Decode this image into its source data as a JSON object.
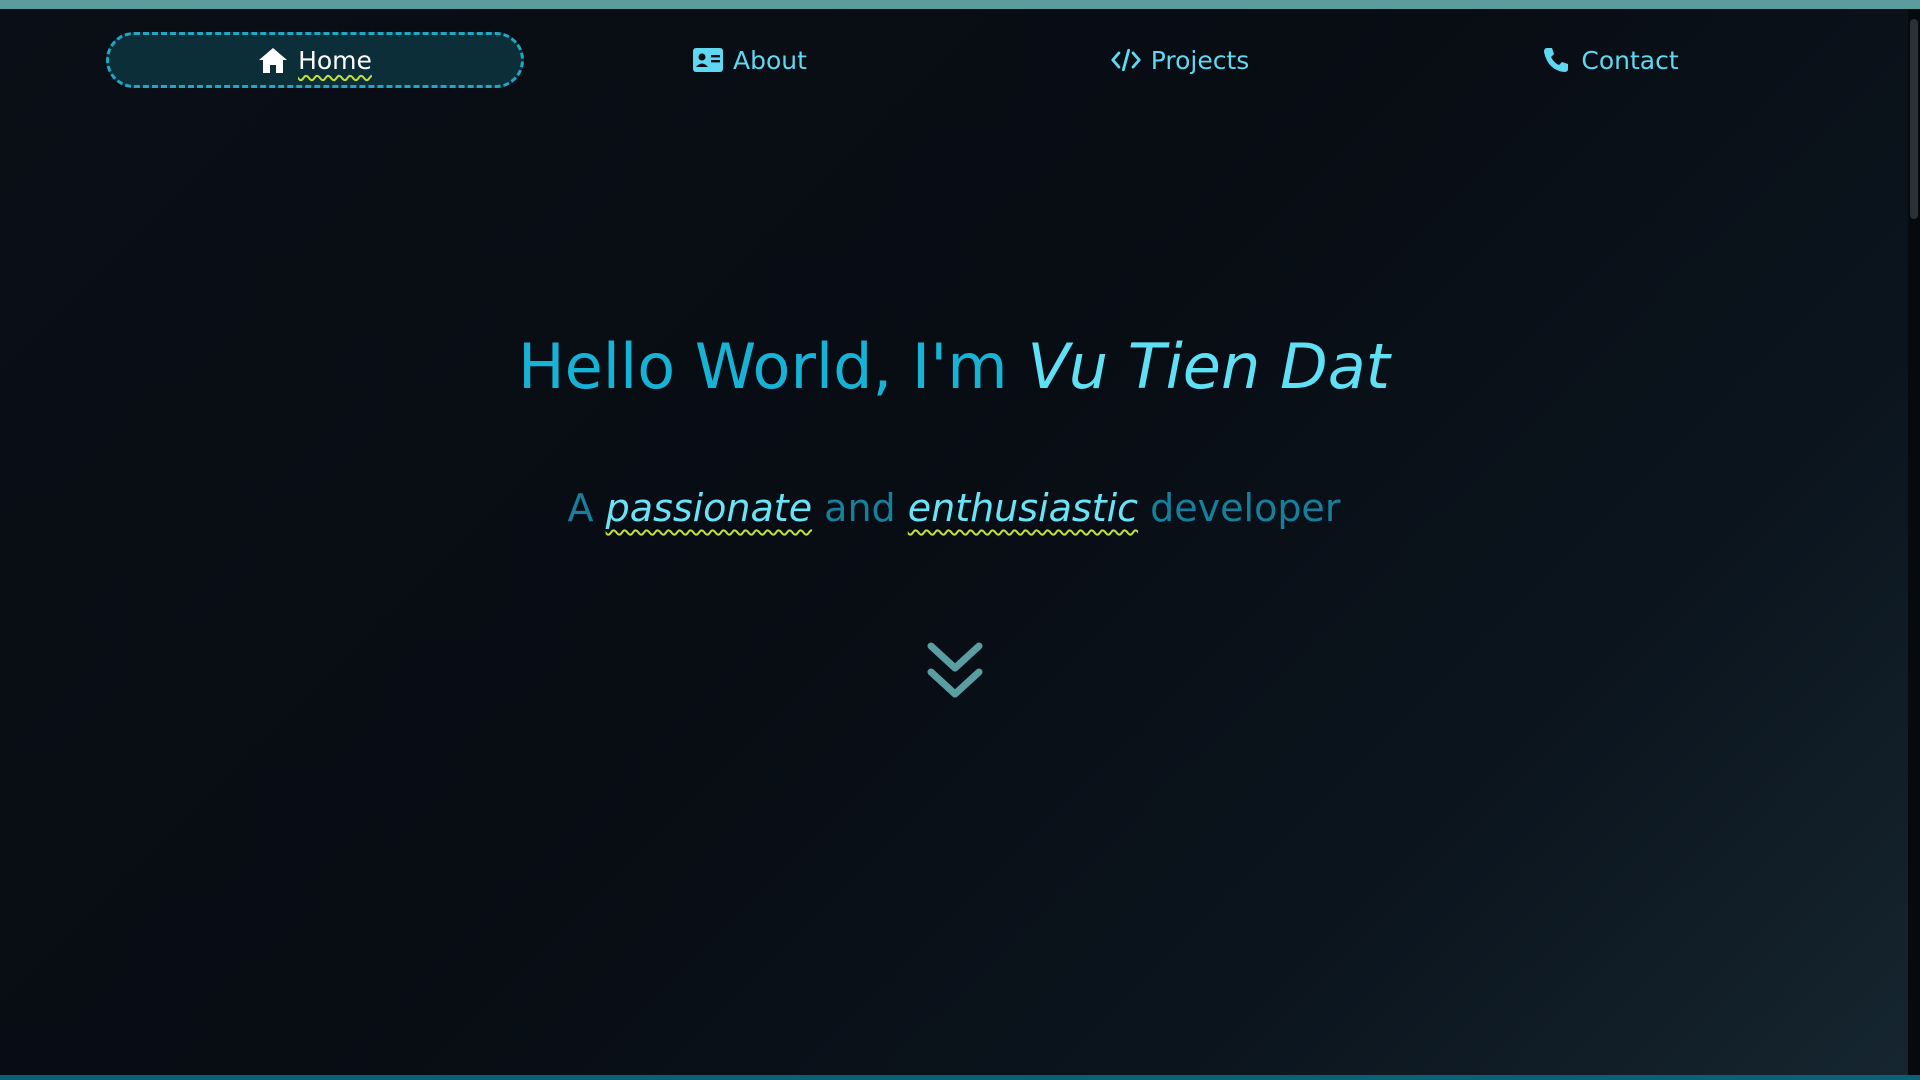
{
  "nav": {
    "items": [
      {
        "label": "Home",
        "icon": "home-icon",
        "active": true
      },
      {
        "label": "About",
        "icon": "id-card-icon",
        "active": false
      },
      {
        "label": "Projects",
        "icon": "code-icon",
        "active": false
      },
      {
        "label": "Contact",
        "icon": "phone-icon",
        "active": false
      }
    ]
  },
  "hero": {
    "title_prefix": "Hello World, I'm ",
    "name": "Vu Tien Dat",
    "sub_1": "A ",
    "highlight_1": "passionate",
    "sub_2": " and ",
    "highlight_2": "enthusiastic",
    "sub_3": " developer",
    "scroll_icon": "chevron-double-down-icon"
  },
  "colors": {
    "accent": "#17b3d6",
    "accent_light": "#5fe0f5",
    "underline": "#c5e03b",
    "background": "#0a0e15"
  }
}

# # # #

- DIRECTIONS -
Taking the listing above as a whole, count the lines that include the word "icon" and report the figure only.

- RESPONSE FOR THIS EXERCISE -
5